A great writer once said, “It is the greatest of all mistakes to do nothing because we can only do a little. Do what you can. If you apply this to your work you will succeed.”
The saying continued to circulate in 1975 with an ascription to Sydney Smith in a Louisville, Mississippi newspaper: 6
It is the greatest of all mistakes to do nothing because you can only do a little. Do what you can.—Sydney Smith.
In 1981 “As Lambs To The Slaughter: The Facts About Nuclear War” by Paul Rogers, Malcolm Dando, and Peter van den Dungen included a version of the saying attributed to Edmund Burke. This was the earliest ascription to Burke seen by QI. The saying was highlighted by being placed within a box: 7
‘Nobody made a greater mistake than he who did nothing because he could do only a little.’
In 1986 an interview with Irish rock musician Bob Geldof appeared in a Calgary, Canada newspaper. Geldof is best known for organizing anti-poverty efforts via the supergroup Band Aid and the charity concert Live Aid. Geldof attributed the saying to Burke: 8

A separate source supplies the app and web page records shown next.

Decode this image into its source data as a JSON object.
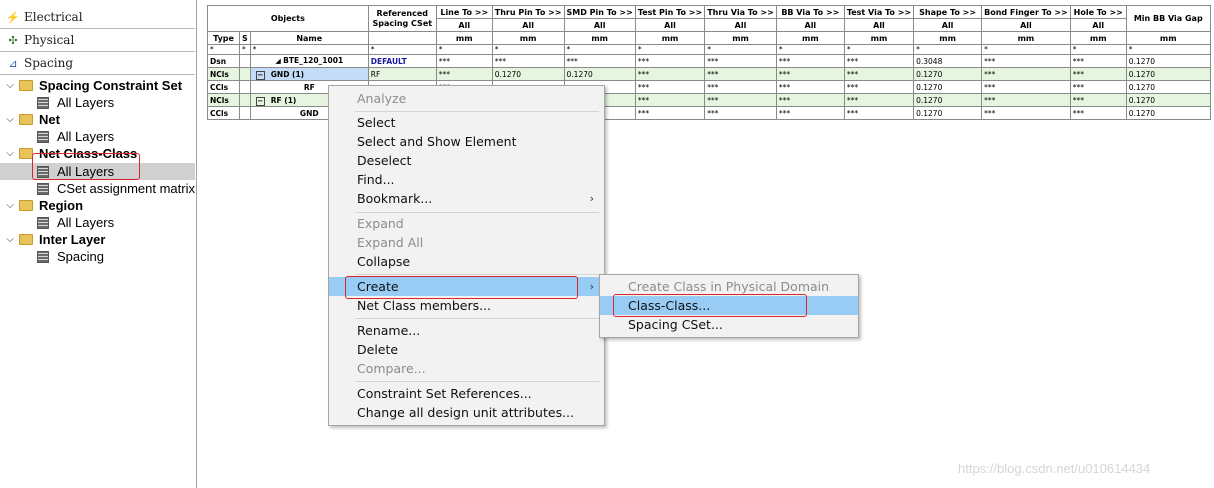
{
  "left_tabs": [
    {
      "label": "Electrical",
      "icon": "lightning-icon"
    },
    {
      "label": "Physical",
      "icon": "physical-icon"
    },
    {
      "label": "Spacing",
      "icon": "spacing-icon"
    }
  ],
  "tree": [
    {
      "label": "Spacing Constraint Set",
      "kind": "folder"
    },
    {
      "label": "All Layers",
      "kind": "layer"
    },
    {
      "label": "Net",
      "kind": "folder"
    },
    {
      "label": "All Layers",
      "kind": "layer"
    },
    {
      "label": "Net Class-Class",
      "kind": "folder"
    },
    {
      "label": "All Layers",
      "kind": "layer"
    },
    {
      "label": "CSet assignment matrix",
      "kind": "layer"
    },
    {
      "label": "Region",
      "kind": "folder"
    },
    {
      "label": "All Layers",
      "kind": "layer"
    },
    {
      "label": "Inter Layer",
      "kind": "folder"
    },
    {
      "label": "Spacing",
      "kind": "layer"
    }
  ],
  "table": {
    "objects": "Objects",
    "ref_cset": "Referenced Spacing CSet",
    "type": "Type",
    "s": "S",
    "name": "Name",
    "columns": [
      "Line To >>",
      "Thru Pin To >>",
      "SMD Pin To >>",
      "Test Pin To >>",
      "Thru Via To >>",
      "BB Via To >>",
      "Test Via To >>",
      "Shape To >>",
      "Bond Finger To >>",
      "Hole To >>",
      "Min BB Via Gap"
    ],
    "all": "All",
    "unit": "mm",
    "filter": "*",
    "rows": [
      {
        "type": "Dsn",
        "name": "BTE_120_1001",
        "cset": "DEFAULT",
        "vals": [
          "***",
          "***",
          "***",
          "***",
          "***",
          "***",
          "***",
          "0.3048",
          "***",
          "***",
          "0.1270"
        ]
      },
      {
        "type": "NCls",
        "name": "GND (1)",
        "cset": "RF",
        "vals": [
          "***",
          "0.1270",
          "0.1270",
          "***",
          "***",
          "***",
          "***",
          "0.1270",
          "***",
          "***",
          "0.1270"
        ]
      },
      {
        "type": "CCls",
        "name": "RF",
        "cset": "",
        "vals": [
          "***",
          "",
          "",
          "***",
          "***",
          "***",
          "***",
          "0.1270",
          "***",
          "***",
          "0.1270"
        ]
      },
      {
        "type": "NCls",
        "name": "RF (1)",
        "cset": "",
        "vals": [
          "***",
          "",
          "",
          "***",
          "***",
          "***",
          "***",
          "0.1270",
          "***",
          "***",
          "0.1270"
        ]
      },
      {
        "type": "CCls",
        "name": "GND",
        "cset": "",
        "vals": [
          "***",
          "",
          "",
          "***",
          "***",
          "***",
          "***",
          "0.1270",
          "***",
          "***",
          "0.1270"
        ]
      }
    ]
  },
  "context_menu": [
    {
      "label": "Analyze",
      "disabled": true
    },
    {
      "sep": true
    },
    {
      "label": "Select"
    },
    {
      "label": "Select and Show Element"
    },
    {
      "label": "Deselect"
    },
    {
      "label": "Find..."
    },
    {
      "label": "Bookmark...",
      "submenu": true
    },
    {
      "sep": true
    },
    {
      "label": "Expand",
      "disabled": true
    },
    {
      "label": "Expand All",
      "disabled": true
    },
    {
      "label": "Collapse"
    },
    {
      "sep": true
    },
    {
      "label": "Create",
      "submenu": true,
      "highlight": true
    },
    {
      "label": "Net Class members..."
    },
    {
      "sep": true
    },
    {
      "label": "Rename..."
    },
    {
      "label": "Delete"
    },
    {
      "label": "Compare...",
      "disabled": true
    },
    {
      "sep": true
    },
    {
      "label": "Constraint Set References..."
    },
    {
      "label": "Change all design unit attributes..."
    }
  ],
  "submenu": [
    {
      "label": "Create Class in Physical Domain",
      "disabled": true
    },
    {
      "label": "Class-Class...",
      "highlight": true
    },
    {
      "label": "Spacing CSet..."
    }
  ],
  "watermark": "https://blog.csdn.net/u010614434",
  "colors": {
    "highlight": "#99ccf5",
    "annotation_red": "#d9262b",
    "net_class_row": "#e6f5e0",
    "cset_link": "#1a1aa0"
  }
}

What I do want to say is this: That Band-Aid worked. You did brilliantly. But never forget what it was all about. The story of Africa continues until such times as we’ve cracked it. Just remember what the great Edmund Burke (an 18th century philosopher) once said. ‘Nobody made a greater mistake than he who did nothing because he could only do a little.’
In 1999 “The Detroit News” profiled a local automobile executive who was attempting to help needy children in Romania: 9

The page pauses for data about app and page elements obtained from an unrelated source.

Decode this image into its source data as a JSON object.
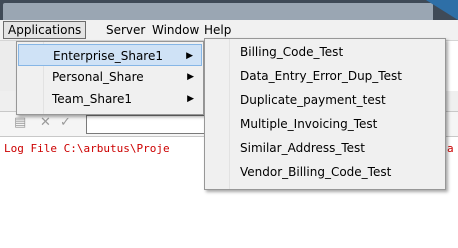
{
  "menubar": {
    "items": [
      "Applications",
      "Server",
      "Window",
      "Help"
    ]
  },
  "submenu_apps": {
    "items": [
      {
        "label": "Enterprise_Share1",
        "arrow": "▶"
      },
      {
        "label": "Personal_Share",
        "arrow": "▶"
      },
      {
        "label": "Team_Share1",
        "arrow": "▶"
      }
    ]
  },
  "submenu_enterprise": {
    "items": [
      "Billing_Code_Test",
      "Data_Entry_Error_Dup_Test",
      "Duplicate_payment_test",
      "Multiple_Invoicing_Test",
      "Similar_Address_Test",
      "Vendor_Billing_Code_Test"
    ]
  },
  "toolbar": {
    "cancel_icon": "✕",
    "accept_icon": "✓"
  },
  "log": {
    "text": "Log File C:\\arbutus\\Proje",
    "right_fragment": "a"
  },
  "colors": {
    "accent": "#2e6fa7",
    "highlight": "#cfe2f6",
    "log_text": "#cc0000"
  }
}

“No one makes a greater mistake than he who does nothing because he thinks he can only do a little,” Bardell said. “That is my favorite quote, and it is by Edmund Burke, a British statesman.”
In conclusion, Sydney Smith should receive credit for the passage published in 1850 which was based on a speech he delivered at the Royal Institution between 1804 and 1806. QI has not yet found any substantive evidence that Edmund Burke employed this saying.

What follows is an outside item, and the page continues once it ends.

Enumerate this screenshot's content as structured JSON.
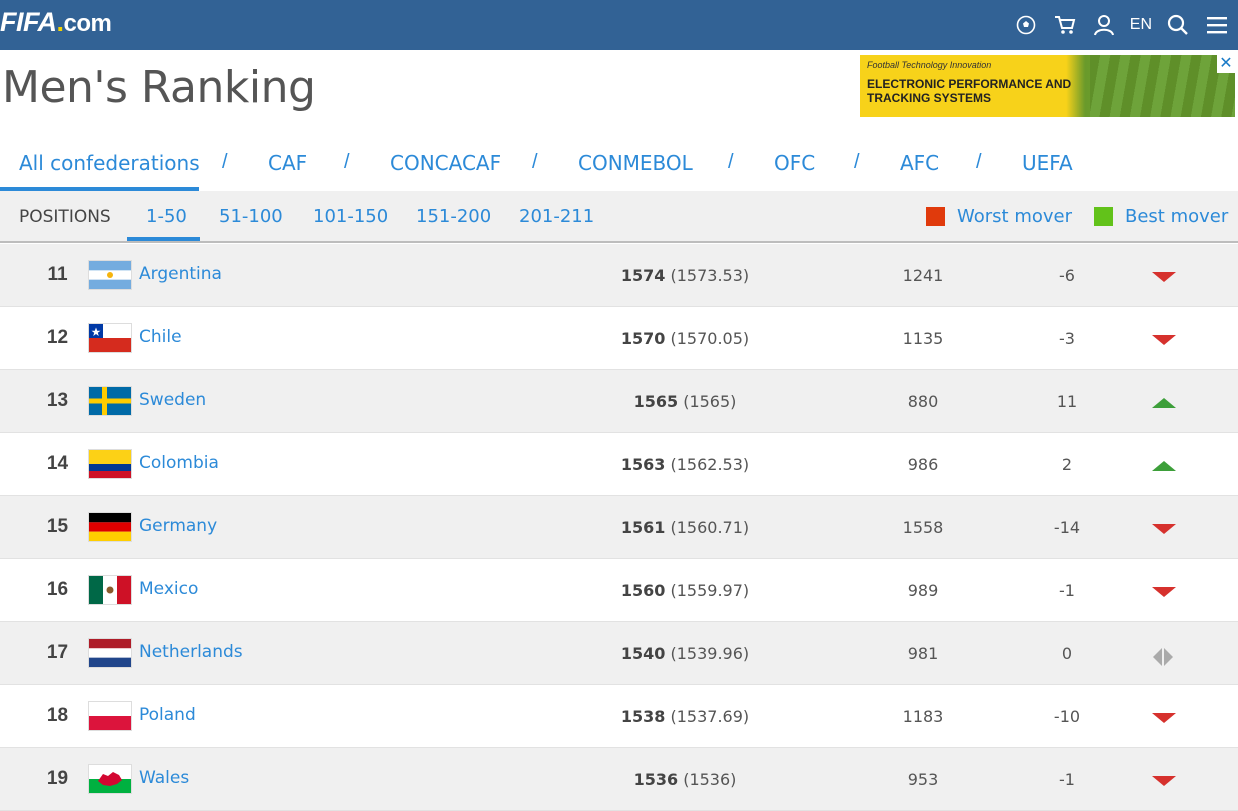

(Great thanks to Mardy Grothe whose inquiry led QI to formulate this question and perform this exploration. He operates a valuable website listing many quotations organized by topic.)
- 1850, Elementary Sketches of Moral Philosophy: Delivered at the Royal Institution, in the Years 1804, 1805, and 1806, By the Late Rev. Sydney Smith, Lecture XIX: On the Conduct of the Understanding – Part II, Quote Page 290 and 291, Longman, Brown, Green, and Longmans, London. (Google Books Full View) link ↩
- 1861 July 27, The Age, Do What You Can (Filler item), Quote Page 7, Column 3, Melbourne, Victoria, Australia. (Newspapers_com) ↩
- 1862 May 31, Bristol Times, (Untitled article), Quote Page 6, Column 5, Bristol, England. (British Newspaper Archive) ↩
- 1903 August, The Irish Monthly, Volume 31, Aurea Dicta, Start Page 479, Quote Page 479, M. H. Gill & Son, Dublin. (Google Books Full View) link ↩
- 1912 July 11, The Chat, (Filler item), Quote Page 6, Column 7, Brooklyn, New York. (Newspapers_com) ↩
- 1975 November 6, Winston County Journal, Section 2, The Quiet Corner, Quote Page 4, Column 2, Louisville, Mississippi. (Newspapers_com) ↩
- 1981, As Lambs To The Slaughter: The Facts About Nuclear War by Paul Rogers, Malcolm Dando, and Peter van den Dungen, Part 4: What Has To Be Done, Chapter 13: What You Can Do, (Quotation in a box at the bottom of the page), Quote Page 269, Arrow Books in association with Ecorpa, London. (Verified with scans) ↩
- 1986 February 16, Sunday Herald (Calgary Herald), Section: Calgary Herald Sunday Magazine, Handing over the torch by Ben Wicks, Start Page 6, Quote Page 7, Column 3, Calgary, Alberta, Canada. (Newspapers_com) ↩
- 1999 May 2, The Detroit News and Free Press, Livonia man begins mission to aid needy kids of Romania by Shawn D. Lewis (The Detroit News), Quote Page 3B, Column 3, Detroit, Michigan. (Newspapers_com) ↩